* Assigned task *
Whenever a line in the data holds the string "text", pull that line out.

* Extracted records *
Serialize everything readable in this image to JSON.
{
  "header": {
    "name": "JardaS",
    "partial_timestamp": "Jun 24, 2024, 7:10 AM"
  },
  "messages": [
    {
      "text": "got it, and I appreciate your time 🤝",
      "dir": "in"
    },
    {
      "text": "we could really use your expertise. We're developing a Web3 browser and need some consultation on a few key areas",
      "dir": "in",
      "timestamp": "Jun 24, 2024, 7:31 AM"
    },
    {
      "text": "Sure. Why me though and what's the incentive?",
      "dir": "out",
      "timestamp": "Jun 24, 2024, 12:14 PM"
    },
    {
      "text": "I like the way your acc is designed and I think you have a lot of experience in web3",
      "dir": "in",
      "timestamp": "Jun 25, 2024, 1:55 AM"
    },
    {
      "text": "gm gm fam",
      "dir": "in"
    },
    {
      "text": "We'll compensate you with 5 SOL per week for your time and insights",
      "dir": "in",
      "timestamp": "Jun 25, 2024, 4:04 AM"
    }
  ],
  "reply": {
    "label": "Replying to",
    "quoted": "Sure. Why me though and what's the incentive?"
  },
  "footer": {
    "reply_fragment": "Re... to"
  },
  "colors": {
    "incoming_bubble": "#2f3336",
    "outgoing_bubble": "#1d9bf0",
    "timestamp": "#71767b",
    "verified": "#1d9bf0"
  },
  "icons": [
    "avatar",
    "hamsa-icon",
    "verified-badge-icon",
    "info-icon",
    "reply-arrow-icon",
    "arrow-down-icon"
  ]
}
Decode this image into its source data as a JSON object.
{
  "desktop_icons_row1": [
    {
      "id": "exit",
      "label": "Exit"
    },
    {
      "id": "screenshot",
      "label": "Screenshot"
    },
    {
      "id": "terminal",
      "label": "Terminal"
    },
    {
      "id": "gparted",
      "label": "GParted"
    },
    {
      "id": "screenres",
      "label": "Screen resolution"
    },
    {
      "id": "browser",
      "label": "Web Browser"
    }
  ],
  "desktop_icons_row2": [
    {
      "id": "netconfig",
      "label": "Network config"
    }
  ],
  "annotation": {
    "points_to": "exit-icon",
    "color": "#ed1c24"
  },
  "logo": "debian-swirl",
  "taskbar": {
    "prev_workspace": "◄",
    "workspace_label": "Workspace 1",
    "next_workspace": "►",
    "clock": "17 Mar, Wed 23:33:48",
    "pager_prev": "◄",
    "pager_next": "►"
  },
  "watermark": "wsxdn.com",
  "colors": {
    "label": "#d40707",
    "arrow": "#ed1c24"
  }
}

* Exercise result *
      "text": "got it, and I appreciate your time 🤝",
      "text": "we could really use your expertise. We're developing a Web3 browser and need some consultation on a few key areas",
      "text": "Sure. Why me though and what's the incentive?",
      "text": "I like the way your acc is designed and I think you have a lot of experience in web3",
      "text": "gm gm fam",
      "text": "We'll compensate you with 5 SOL per week for your time and insights",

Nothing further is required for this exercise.